Last season, when the Pistons bench unit came in, most in the arena and watching at home had one thought.
“Please don’t screw this up.”
While three preseason games are the smallest of sample sizes, it is safe to say the Pistons bench unit is a bit more electric this time around.
A few months ago, I made a video about Luke Kennard and why I thought he should start. I was really worried that Luke was going to be stuck on the bench, not getting his attempts and not being unleashed as one of the league’s best shooters. Those feelings still ring true for me, that Kennard is capable of being an NBA starter in Detroit. But after watching the Pistons first three preseason games, I have to say that I am content with what they are doing with Kennard, and the growth that Luke has made from last season to now.
The addition of Derrick Rose has turned Kennard into a much more confident and decisive player. A former MVP, Rose was brought in to get buckets and be a leader for the younger players. Of all of the players on the team, Rose seems to be taking Kennard under his wing more than any other player, and the results will show up this season. Rose and Kennard, both capable to start under other circumstances, will work together to become one of the best bench backcourts in the NBA, and here’s why.

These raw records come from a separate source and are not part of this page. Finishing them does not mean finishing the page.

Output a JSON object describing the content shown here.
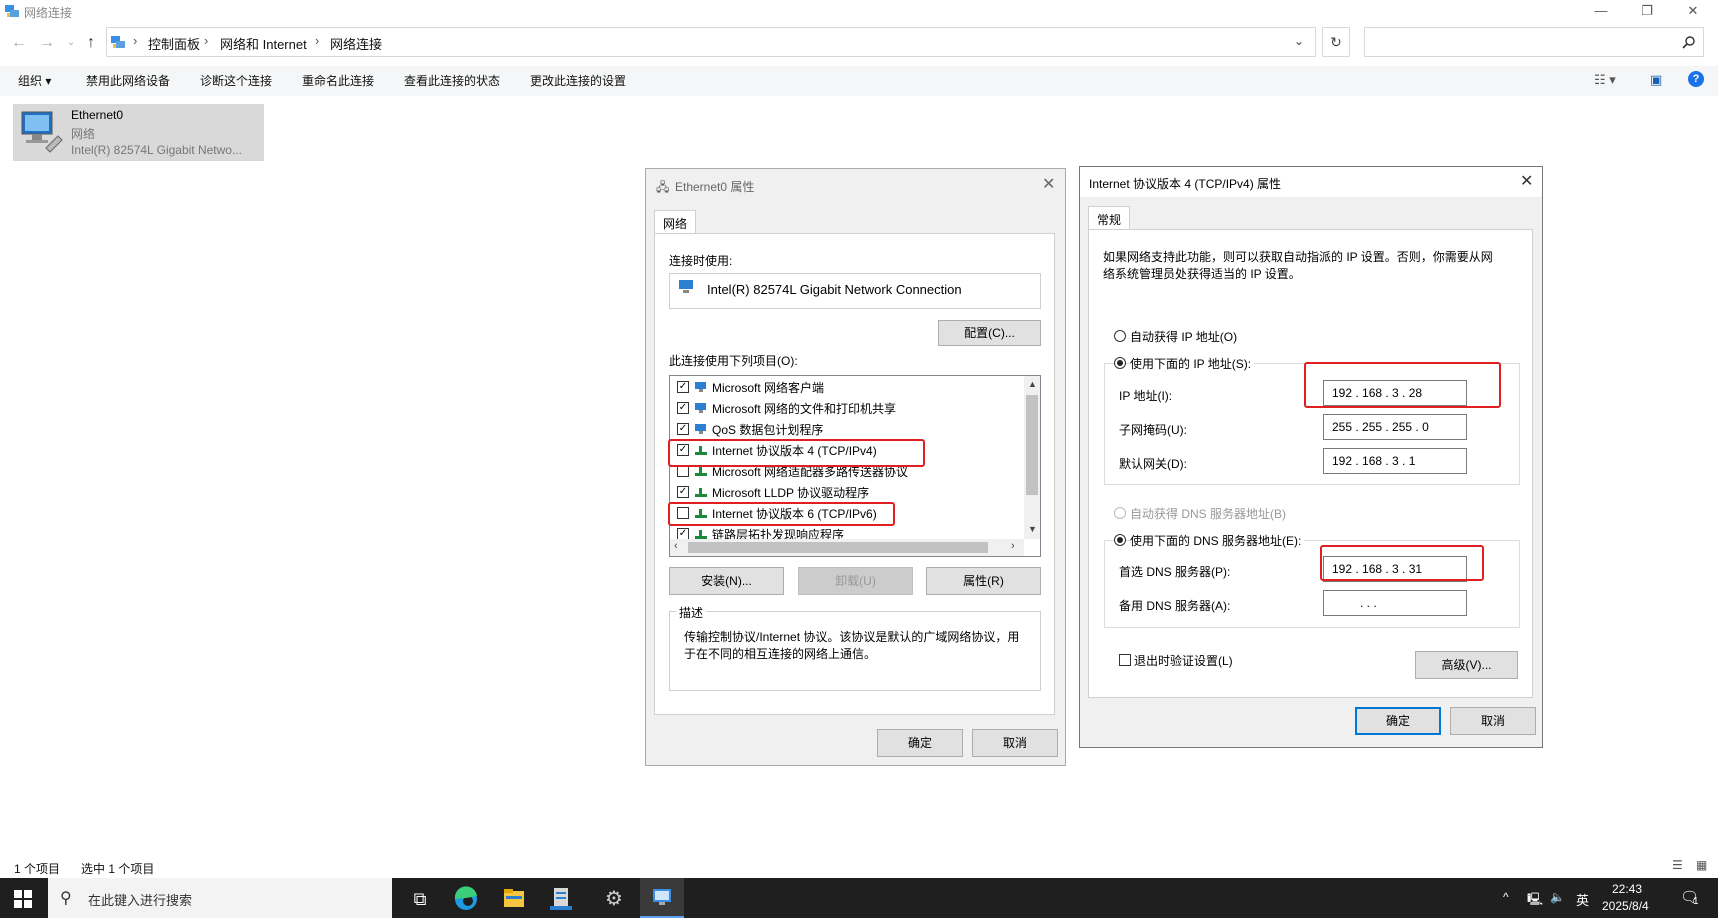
{
  "window": {
    "title": "网络连接",
    "controls": {
      "minimize": "—",
      "restore": "❐",
      "close": "✕"
    }
  },
  "address": {
    "crumbs": [
      "控制面板",
      "网络和 Internet",
      "网络连接"
    ],
    "search_placeholder": ""
  },
  "commands": [
    "组织 ▾",
    "禁用此网络设备",
    "诊断这个连接",
    "重命名此连接",
    "查看此连接的状态",
    "更改此连接的设置"
  ],
  "item": {
    "name": "Ethernet0",
    "type": "网络",
    "adapter": "Intel(R) 82574L Gigabit Netwo..."
  },
  "statusbar": {
    "count": "1 个项目",
    "selected": "选中 1 个项目"
  },
  "taskbar": {
    "search_text": "在此键入进行搜索",
    "lang": "英",
    "time": "22:43",
    "date": "2025/8/4",
    "notif": "1"
  },
  "eth_dialog": {
    "title": "Ethernet0 属性",
    "tab": "网络",
    "connect_using_label": "连接时使用:",
    "adapter_name": "Intel(R) 82574L Gigabit Network Connection",
    "configure_btn": "配置(C)...",
    "items_label": "此连接使用下列项目(O):",
    "items": [
      {
        "label": "Microsoft 网络客户端",
        "checked": true
      },
      {
        "label": "Microsoft 网络的文件和打印机共享",
        "checked": true
      },
      {
        "label": "QoS 数据包计划程序",
        "checked": true
      },
      {
        "label": "Internet 协议版本 4 (TCP/IPv4)",
        "checked": true
      },
      {
        "label": "Microsoft 网络适配器多路传送器协议",
        "checked": false
      },
      {
        "label": "Microsoft LLDP 协议驱动程序",
        "checked": true
      },
      {
        "label": "Internet 协议版本 6 (TCP/IPv6)",
        "checked": false
      },
      {
        "label": "链路层拓扑发现响应程序",
        "checked": true
      }
    ],
    "install_btn": "安装(N)...",
    "uninstall_btn": "卸载(U)",
    "properties_btn": "属性(R)",
    "desc_label": "描述",
    "desc_text_1": "传输控制协议/Internet 协议。该协议是默认的广域网络协议，用",
    "desc_text_2": "于在不同的相互连接的网络上通信。",
    "ok_btn": "确定",
    "cancel_btn": "取消"
  },
  "ipv4_dialog": {
    "title": "Internet 协议版本 4 (TCP/IPv4) 属性",
    "tab": "常规",
    "intro_1": "如果网络支持此功能，则可以获取自动指派的 IP 设置。否则，你需要从网",
    "intro_2": "络系统管理员处获得适当的 IP 设置。",
    "auto_ip": "自动获得 IP 地址(O)",
    "manual_ip": "使用下面的 IP 地址(S):",
    "ip_label": "IP 地址(I):",
    "ip_value": "192 . 168 .  3  .  28",
    "mask_label": "子网掩码(U):",
    "mask_value": "255 . 255 . 255 .  0",
    "gw_label": "默认网关(D):",
    "gw_value": "192 . 168 .  3  .  1",
    "auto_dns": "自动获得 DNS 服务器地址(B)",
    "manual_dns": "使用下面的 DNS 服务器地址(E):",
    "pref_dns_label": "首选 DNS 服务器(P):",
    "pref_dns_value": "192 . 168 .  3  .  31",
    "alt_dns_label": "备用 DNS 服务器(A):",
    "alt_dns_value": ".        .        .",
    "validate_label": "退出时验证设置(L)",
    "advanced_btn": "高级(V)...",
    "ok_btn": "确定",
    "cancel_btn": "取消"
  }
}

Most importantly, Rose’s on-court presence dramatically affects the second unit in a way that Ish Smith and other guards of the past have not. Smith was very quick and a willing passer, but his scoring was often inconsistent and he took shots that erased the rhythm Detroit had in key moments.
Teams have to respect Derrick Rose as a dynamic offensive threat, someone who can get into the paint and create. Rose has never played in a system so heavily reliant on screen and roll, and it’s turning him into a solid distributor. This is where Luke Kennard comes in.
When a player like Rose commands the attention of everyone else on the floor, it allows a player like Kennard to flourish. Rose will almost always be guarded by the quickest defender on the court, leaving Kennard to feast on a player closer to his size and athleticism.
Like I said before, Kennard is not a top-tier athlete, but he’s skilled enough to keep his advantage once he gets a step on a defender. Kennard, almost certainly, has the best footwork in Detroit outside of Kenny Golladay. His array of pivots, step-throughs, and step-backs help him keep defenders away.
Because both players are adept as pick and roll ball handlers, they create advantages for themselves and the bigs that they are in lineups with. Rose and Kennard are respected NBA bucket-getters, and pairing them with interior scorers Markieff Morris and Christian Wood opens up the whole floor for anyone to score.
Their offensive success brings on more questions. Can Rose and Kennard defend well enough to be a positive as a second unit? Does the increased offensive pace bring more defensive intensity from Kennard? Will Rose and Kennard finish games? What happens after the Pistons make a trade this season?
Derrick Rose and Luke Kennard are the Pistons’ bucket brothers off the bench. Widening the scope from their offensive talent to the eye test, Detroit has increased the entertainment value tremendously by adding Derrick Rose. No longer will eyes burn at the sight of Jose Calderon and Glenn Robinson III stinking up LCA. The Pistons have another household name in Derrick Rose, and he will be a key factor in turning Luke Kennard into a household name, too.